While these cables are dumb, they aren't completely brainless. Each USB-A-to-USB-C cable is supposed to have a resistor inside that limits the amount of power that, say, a fast-charging USB-C phone can draw. That's important because most of today's USB ports were designed before USB-C came along.
While some full-size USB ports, particularly those on phone chargers, can output 2, even 2.4 amps, there's no guarantee that any old USB port will provide even a full amp of power. But a fast-charging USB-C phone can draw 3 amps.
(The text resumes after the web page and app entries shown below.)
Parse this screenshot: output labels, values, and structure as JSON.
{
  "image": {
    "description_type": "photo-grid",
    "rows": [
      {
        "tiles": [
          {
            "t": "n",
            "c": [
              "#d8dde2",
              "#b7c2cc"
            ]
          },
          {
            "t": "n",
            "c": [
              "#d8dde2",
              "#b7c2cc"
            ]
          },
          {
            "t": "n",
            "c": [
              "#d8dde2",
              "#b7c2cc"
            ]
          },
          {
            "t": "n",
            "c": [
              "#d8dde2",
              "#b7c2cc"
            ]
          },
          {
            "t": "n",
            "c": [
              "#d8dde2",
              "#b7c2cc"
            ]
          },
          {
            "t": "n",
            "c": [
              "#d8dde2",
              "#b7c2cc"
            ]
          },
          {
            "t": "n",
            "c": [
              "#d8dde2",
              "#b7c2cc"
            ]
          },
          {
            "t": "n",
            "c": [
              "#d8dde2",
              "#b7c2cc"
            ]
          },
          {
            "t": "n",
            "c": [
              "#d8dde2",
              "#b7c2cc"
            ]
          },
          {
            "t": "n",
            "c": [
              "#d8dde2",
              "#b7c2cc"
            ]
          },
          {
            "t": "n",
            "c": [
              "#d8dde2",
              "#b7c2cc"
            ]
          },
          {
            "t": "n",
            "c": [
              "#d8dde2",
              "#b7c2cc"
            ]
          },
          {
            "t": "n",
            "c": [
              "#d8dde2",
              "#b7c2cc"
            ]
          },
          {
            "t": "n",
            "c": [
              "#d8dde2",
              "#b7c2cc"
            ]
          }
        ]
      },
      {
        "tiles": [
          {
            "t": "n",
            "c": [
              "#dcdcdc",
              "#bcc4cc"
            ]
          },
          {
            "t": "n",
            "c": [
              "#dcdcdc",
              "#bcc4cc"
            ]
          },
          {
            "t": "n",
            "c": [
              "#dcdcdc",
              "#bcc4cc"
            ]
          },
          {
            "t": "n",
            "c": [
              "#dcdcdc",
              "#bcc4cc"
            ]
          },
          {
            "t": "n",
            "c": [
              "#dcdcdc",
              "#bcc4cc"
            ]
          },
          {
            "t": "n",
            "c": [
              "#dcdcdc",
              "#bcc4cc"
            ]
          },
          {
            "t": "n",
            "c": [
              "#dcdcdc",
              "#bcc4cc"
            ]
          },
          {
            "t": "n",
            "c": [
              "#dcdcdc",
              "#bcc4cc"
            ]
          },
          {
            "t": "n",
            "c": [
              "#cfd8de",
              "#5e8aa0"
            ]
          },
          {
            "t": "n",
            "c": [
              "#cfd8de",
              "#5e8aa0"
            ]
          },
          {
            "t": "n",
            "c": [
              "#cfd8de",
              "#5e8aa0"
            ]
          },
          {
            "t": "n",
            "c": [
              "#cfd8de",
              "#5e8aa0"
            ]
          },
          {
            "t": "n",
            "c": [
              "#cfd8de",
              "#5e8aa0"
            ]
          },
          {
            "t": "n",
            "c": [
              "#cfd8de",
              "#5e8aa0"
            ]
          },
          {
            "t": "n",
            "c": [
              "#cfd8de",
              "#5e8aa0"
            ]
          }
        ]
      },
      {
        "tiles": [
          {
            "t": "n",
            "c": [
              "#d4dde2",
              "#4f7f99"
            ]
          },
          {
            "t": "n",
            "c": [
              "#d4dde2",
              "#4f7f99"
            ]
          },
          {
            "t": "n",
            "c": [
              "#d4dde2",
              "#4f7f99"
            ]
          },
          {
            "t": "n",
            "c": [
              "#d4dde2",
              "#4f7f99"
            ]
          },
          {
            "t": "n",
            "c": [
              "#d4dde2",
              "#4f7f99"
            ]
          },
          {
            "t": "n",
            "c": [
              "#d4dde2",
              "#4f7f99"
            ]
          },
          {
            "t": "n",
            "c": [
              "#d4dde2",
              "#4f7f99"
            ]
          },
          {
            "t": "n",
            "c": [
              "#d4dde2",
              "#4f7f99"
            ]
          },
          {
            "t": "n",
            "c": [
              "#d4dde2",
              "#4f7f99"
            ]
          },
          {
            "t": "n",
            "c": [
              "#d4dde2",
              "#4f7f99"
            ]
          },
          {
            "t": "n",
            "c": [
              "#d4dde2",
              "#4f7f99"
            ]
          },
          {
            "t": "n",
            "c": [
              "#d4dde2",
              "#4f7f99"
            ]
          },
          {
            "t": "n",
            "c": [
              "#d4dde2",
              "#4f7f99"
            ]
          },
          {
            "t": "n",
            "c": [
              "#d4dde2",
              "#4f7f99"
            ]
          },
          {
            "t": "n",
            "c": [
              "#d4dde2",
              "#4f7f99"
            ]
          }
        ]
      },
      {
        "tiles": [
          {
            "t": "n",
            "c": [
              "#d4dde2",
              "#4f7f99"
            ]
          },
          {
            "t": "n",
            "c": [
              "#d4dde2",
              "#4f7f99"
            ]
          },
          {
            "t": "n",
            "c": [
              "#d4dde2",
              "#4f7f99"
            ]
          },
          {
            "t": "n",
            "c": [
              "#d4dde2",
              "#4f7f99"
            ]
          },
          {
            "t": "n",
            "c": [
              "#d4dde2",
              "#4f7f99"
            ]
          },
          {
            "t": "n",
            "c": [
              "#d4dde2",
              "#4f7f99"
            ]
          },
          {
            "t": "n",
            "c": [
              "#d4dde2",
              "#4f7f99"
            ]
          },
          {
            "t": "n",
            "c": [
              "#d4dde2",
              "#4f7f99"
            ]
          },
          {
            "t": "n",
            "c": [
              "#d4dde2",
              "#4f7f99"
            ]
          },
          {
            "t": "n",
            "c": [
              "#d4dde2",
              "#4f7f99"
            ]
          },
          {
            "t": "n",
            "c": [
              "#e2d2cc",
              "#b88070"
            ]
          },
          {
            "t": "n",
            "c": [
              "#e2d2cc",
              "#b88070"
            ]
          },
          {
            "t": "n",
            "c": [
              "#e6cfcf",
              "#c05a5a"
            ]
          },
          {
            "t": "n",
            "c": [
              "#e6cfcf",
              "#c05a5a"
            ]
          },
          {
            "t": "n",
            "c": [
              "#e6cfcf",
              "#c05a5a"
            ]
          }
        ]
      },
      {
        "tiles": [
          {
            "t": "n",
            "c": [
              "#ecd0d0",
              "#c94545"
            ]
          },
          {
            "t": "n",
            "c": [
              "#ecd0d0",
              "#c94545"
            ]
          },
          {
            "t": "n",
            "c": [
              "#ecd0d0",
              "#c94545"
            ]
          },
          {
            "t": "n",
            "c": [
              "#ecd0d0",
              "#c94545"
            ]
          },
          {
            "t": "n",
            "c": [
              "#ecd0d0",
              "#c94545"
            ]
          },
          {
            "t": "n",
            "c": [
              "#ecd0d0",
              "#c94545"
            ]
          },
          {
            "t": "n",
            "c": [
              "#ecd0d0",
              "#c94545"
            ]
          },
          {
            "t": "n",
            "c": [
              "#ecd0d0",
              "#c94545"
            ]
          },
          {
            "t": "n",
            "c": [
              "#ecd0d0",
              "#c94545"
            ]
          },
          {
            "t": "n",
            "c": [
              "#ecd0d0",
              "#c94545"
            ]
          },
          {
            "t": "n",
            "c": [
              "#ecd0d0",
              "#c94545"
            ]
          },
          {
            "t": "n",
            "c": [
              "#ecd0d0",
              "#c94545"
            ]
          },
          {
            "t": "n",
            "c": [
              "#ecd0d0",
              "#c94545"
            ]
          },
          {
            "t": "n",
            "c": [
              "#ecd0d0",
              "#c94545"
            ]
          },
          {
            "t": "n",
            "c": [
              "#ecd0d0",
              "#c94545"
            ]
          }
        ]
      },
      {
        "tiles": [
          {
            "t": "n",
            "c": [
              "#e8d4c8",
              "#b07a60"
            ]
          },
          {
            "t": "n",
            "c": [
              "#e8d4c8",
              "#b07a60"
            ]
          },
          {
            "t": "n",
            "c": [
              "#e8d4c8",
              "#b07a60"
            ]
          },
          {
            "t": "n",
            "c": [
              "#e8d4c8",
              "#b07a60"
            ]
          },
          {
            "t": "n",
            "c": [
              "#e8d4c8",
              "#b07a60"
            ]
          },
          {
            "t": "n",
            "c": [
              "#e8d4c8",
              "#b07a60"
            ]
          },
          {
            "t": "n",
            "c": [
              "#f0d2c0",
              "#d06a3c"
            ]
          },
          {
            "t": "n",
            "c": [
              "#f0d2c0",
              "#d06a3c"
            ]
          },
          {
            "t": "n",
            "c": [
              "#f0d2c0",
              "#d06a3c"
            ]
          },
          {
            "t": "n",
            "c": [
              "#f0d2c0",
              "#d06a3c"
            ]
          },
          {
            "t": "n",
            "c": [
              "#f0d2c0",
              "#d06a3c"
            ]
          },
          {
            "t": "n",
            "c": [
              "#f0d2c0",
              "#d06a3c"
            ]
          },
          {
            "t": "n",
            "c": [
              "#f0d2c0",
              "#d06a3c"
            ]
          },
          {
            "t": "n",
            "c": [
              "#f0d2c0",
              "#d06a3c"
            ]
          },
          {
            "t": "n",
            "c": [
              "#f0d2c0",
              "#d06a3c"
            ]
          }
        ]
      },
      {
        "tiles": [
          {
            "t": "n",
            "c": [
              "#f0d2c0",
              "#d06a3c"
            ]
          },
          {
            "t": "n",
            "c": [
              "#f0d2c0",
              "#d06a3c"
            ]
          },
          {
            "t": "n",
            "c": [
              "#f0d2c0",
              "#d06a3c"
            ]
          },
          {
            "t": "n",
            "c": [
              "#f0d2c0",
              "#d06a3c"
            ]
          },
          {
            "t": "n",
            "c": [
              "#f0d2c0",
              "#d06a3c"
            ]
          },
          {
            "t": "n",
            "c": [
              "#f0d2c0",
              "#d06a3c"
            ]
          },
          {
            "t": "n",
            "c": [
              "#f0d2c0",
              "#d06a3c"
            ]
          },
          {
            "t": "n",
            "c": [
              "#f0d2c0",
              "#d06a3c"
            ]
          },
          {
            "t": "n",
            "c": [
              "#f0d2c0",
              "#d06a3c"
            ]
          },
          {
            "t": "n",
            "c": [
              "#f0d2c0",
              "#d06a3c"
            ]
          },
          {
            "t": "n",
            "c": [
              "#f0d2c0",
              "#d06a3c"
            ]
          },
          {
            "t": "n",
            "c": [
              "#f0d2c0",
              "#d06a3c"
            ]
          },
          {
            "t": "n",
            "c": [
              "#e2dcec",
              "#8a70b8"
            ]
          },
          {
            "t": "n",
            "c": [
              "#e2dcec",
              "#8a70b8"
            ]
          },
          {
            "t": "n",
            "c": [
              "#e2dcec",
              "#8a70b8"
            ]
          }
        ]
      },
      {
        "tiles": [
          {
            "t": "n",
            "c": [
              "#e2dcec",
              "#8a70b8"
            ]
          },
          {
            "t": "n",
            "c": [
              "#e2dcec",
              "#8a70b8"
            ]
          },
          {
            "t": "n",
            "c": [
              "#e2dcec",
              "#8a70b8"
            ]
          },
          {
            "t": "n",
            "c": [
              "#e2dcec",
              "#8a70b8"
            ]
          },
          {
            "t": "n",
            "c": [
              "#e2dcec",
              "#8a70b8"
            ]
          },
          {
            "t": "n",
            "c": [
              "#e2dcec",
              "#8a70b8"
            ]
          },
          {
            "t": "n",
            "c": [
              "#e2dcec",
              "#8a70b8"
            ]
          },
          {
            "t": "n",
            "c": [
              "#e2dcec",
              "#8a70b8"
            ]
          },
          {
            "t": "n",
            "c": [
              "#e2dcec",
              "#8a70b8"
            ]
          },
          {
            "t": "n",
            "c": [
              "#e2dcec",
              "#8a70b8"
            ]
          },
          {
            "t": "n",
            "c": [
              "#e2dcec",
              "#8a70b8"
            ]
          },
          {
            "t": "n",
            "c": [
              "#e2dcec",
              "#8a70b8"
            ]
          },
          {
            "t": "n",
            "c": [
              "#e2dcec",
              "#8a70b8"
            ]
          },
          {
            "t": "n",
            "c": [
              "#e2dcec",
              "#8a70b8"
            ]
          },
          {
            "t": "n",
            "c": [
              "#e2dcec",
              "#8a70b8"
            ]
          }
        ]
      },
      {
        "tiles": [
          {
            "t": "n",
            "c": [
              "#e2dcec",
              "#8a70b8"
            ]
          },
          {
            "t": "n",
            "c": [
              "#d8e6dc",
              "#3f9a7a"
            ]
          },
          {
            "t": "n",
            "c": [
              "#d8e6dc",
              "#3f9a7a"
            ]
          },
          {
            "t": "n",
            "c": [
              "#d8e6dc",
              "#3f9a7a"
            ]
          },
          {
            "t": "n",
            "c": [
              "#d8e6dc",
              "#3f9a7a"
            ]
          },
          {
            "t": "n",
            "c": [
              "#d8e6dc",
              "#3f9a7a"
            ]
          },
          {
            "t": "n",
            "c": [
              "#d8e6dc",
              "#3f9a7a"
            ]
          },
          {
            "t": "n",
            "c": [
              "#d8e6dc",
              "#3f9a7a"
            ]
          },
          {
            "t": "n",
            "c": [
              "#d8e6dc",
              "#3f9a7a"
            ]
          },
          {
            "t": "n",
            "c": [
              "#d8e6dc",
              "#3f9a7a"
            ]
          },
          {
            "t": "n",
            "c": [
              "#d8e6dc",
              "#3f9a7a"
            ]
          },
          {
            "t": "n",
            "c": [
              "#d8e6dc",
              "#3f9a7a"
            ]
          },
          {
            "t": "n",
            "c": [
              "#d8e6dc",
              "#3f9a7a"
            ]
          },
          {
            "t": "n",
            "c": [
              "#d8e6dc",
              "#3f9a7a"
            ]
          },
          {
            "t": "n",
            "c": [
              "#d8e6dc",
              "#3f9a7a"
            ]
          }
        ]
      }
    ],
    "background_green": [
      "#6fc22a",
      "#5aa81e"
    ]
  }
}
So when you connect your USB-C-equipped Nexus 6P phone to a MacBook Air port designed to only provide 1.1 amps at most and use a cable without the right resistor, the phone can pull too much power, create a voltage drop inside the computer, and potentially destroy internal components.
That's what probably happened to Dieter Bohn, who connected those exact two devices together with one of the very first cables that Leung had warned against: an Orzly cable that used a 10k ohm resistor instead of the 56k ohm resistor that the USB spec demands. (These resistors don't actually meter the flow of electricity, they just tell the phone how much energy is safe to pull. Orzly has already revised their cables to use the right resistor.)
Browsing through Leung's Amazon reviews, the wrong resistor is far and away the most common reason a cable fails. But you also don't see a lot of people complaining about toasted electronics.